Many women suffer from female urinary incontinence at some point in their lives. A condition that leads to lack of bladder control, urinary incontinence is a common and, unfortunately, a highly embarrassing health problem. However, the challenges experienced are usually dependent on the severity of the condition. Severe cases of this condition usually range from occasional urine leakage whenever a person coughs or sneezes or a sudden and strong urge to urinate that one can hardly make it to the toilet on time. When do you know it is time to seek female urinary incontinence treatment? It is the right time as soon as you realize that it is affecting your daily activities. In most instances, medical treatments or a simple lifestyle change can help stop or even your discomfort.
Treatment options for urinary incontinence
There are a number of ways through which female urinary incontinence treatment is approached.
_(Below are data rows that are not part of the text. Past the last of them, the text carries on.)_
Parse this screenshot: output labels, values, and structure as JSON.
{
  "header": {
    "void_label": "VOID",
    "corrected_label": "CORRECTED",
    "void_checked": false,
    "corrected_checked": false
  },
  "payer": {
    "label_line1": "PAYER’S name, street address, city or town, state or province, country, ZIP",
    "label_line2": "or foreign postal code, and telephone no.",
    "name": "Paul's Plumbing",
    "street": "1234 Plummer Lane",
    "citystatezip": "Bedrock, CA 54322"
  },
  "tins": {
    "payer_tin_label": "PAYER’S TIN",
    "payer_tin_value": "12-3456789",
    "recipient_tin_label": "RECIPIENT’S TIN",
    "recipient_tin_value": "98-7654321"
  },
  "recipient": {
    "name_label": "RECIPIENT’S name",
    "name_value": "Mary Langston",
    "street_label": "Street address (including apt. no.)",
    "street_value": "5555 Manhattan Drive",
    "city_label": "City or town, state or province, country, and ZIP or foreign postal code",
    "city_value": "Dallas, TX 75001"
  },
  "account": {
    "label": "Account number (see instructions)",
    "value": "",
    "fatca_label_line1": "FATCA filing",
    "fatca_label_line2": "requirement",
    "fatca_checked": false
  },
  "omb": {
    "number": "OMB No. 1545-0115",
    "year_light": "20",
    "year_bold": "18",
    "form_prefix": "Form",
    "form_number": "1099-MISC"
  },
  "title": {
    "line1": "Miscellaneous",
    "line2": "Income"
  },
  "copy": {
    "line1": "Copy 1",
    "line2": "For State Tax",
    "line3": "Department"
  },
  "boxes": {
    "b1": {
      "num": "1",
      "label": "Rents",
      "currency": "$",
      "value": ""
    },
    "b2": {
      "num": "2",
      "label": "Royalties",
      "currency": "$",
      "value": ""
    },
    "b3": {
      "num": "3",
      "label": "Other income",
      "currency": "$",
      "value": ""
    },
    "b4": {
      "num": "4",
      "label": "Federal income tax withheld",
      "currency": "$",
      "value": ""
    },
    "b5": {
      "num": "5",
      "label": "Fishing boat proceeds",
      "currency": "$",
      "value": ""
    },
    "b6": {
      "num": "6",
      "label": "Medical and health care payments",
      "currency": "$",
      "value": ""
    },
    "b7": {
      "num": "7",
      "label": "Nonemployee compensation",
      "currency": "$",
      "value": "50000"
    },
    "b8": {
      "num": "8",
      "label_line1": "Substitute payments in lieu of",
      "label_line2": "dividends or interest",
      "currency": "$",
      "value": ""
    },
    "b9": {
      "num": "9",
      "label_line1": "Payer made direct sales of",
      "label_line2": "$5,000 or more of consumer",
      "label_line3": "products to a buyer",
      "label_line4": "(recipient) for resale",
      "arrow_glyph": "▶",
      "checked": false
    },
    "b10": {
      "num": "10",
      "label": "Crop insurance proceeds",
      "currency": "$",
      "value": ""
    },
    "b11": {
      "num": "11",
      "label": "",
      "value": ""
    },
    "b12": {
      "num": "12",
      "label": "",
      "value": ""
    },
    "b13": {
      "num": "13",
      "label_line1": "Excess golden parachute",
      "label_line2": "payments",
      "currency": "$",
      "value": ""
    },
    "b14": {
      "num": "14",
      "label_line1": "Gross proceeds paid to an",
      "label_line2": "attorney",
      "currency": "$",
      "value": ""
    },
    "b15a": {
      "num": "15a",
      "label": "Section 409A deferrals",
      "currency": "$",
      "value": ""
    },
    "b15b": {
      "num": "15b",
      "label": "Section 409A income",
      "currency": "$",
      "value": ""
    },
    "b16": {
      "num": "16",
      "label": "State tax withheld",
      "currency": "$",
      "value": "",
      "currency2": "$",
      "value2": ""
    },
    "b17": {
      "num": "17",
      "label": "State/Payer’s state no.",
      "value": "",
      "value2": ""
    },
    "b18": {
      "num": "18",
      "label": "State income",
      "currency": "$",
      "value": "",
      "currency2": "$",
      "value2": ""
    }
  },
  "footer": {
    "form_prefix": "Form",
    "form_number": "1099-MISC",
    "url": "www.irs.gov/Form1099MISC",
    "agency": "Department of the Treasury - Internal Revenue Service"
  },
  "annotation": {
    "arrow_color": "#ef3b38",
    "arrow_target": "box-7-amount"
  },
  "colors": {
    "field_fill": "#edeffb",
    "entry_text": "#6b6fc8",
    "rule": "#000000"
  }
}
The form of treatment used is usually dependent on what caused your condition. For starters, if there is an underlying condition, which is usually the case sometimes, you will receive treatment for that condition first before progressing to treat incontinence. Sometimes, there are various conditions leading to incontinence. In such a case, the most significant underlying condition is usually treated first. For instance, among the men, an underlying condition could be an enlarged prostate gland. In this case, therefore, there is no standard treatment for this highly embarrassing condition. The best treatment will be dependent on the cause of your incontinence.
Generally, patients of this problem are exposed to differing types of medical treatments. There are conservative forms of treatment that do not necessary involve medication or even surgery. These conservative methods are normally tried first before opting for medical related treatment options. The most commonly used treatments include the following:
1. Behavioral training
2. Lifestyle changes and pelvic floor muscle training
4. Medical devices
5. Medical surgery
Behavioral training usually involves activities such as timed urination and bladder training. Patients are put under some form of therapy meant for training their bladder or timing urination intervals. This is achieved by slowly increasing the amount of time that you can hold your bladder before urinating. Pelvic floor exercise usually helps in strengthening some of the muscles that are responsible for controlling the flow of urine. This form of treatment can be used on women suffering from any type of incontinence. Lifestyle changes involve activities such as losing weight for patients who are overweight, reducing intake of caffeine and drinking around one to one and half liters of fluid each day. Drinking too little or too much could affect the lower urinary tract.